■ **BRIEF**:
Find every line in the data that contains the word "logs". Return each of those lines.

■ **DATASET CONTENT**:
***
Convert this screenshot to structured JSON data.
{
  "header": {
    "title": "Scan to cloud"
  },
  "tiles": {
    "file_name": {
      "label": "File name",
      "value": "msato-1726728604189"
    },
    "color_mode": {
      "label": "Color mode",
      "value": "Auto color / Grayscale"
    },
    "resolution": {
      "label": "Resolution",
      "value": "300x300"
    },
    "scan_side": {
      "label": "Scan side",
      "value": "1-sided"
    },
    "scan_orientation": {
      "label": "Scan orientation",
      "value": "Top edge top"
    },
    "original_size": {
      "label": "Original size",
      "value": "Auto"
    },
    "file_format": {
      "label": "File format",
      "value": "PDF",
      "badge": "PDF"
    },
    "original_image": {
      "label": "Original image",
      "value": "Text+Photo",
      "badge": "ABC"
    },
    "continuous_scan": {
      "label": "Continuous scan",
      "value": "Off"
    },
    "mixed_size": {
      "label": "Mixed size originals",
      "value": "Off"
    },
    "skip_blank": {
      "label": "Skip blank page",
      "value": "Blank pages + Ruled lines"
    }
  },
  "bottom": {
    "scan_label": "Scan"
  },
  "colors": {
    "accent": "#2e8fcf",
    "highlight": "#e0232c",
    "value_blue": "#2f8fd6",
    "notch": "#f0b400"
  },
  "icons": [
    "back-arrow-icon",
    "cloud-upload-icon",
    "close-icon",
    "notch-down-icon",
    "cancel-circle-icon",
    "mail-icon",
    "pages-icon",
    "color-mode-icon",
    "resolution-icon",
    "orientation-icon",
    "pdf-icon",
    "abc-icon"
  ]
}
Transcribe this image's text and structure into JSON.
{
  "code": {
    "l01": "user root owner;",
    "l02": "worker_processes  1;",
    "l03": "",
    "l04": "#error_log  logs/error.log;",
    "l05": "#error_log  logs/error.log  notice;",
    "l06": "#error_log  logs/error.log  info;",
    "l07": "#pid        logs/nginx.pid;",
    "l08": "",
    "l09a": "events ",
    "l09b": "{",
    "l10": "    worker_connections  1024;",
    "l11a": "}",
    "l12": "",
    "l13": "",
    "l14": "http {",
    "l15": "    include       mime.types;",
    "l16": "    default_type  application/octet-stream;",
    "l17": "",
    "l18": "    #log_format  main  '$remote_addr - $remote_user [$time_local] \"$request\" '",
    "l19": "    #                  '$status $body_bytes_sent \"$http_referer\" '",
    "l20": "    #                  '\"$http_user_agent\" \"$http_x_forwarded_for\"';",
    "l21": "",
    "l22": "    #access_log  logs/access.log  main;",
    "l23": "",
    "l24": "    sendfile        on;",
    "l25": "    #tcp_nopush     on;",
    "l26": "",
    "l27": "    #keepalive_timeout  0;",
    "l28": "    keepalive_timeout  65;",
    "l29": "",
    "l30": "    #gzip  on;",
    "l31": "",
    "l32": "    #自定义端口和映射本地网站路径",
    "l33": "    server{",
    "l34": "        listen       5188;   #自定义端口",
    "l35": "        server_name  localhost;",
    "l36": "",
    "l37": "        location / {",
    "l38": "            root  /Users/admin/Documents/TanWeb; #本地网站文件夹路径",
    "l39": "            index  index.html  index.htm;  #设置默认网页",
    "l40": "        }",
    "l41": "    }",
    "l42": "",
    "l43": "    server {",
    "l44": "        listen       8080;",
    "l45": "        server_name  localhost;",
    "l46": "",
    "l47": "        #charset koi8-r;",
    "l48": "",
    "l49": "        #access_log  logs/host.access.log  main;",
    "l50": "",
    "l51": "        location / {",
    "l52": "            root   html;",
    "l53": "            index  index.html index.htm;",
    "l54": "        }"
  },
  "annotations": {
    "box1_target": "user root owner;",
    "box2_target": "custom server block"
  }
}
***
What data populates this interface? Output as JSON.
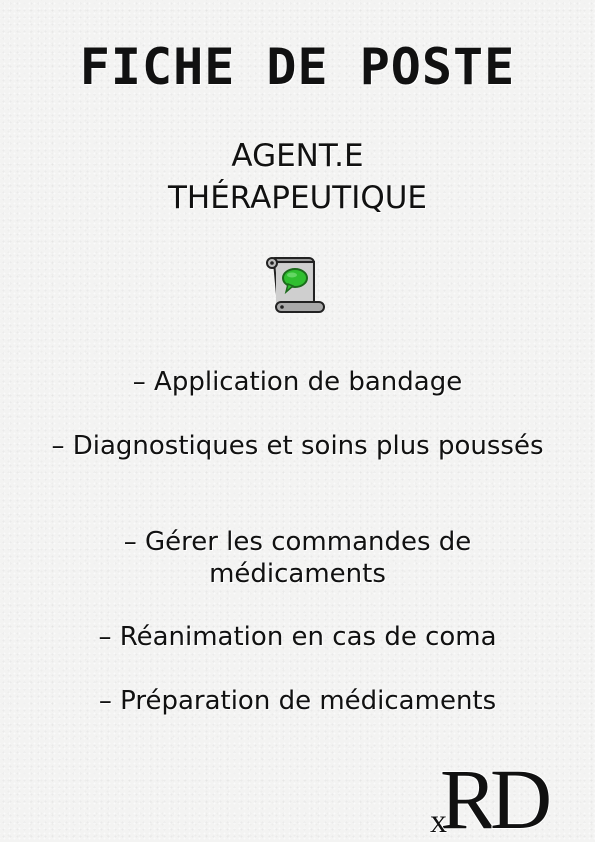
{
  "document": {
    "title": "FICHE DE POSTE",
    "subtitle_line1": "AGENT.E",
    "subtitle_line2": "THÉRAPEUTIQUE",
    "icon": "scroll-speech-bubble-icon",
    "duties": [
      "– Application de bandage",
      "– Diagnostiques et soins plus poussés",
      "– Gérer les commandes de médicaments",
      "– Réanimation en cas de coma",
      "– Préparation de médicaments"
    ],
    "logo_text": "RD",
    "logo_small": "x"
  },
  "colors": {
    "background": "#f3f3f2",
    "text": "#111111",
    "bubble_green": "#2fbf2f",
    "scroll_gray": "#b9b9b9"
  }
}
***
■ **TASK RESPONSE**:
    "l04": "#error_log  logs/error.log;",
    "l05": "#error_log  logs/error.log  notice;",
    "l06": "#error_log  logs/error.log  info;",
    "l07": "#pid        logs/nginx.pid;",
    "l22": "    #access_log  logs/access.log  main;",
    "l49": "        #access_log  logs/host.access.log  main;",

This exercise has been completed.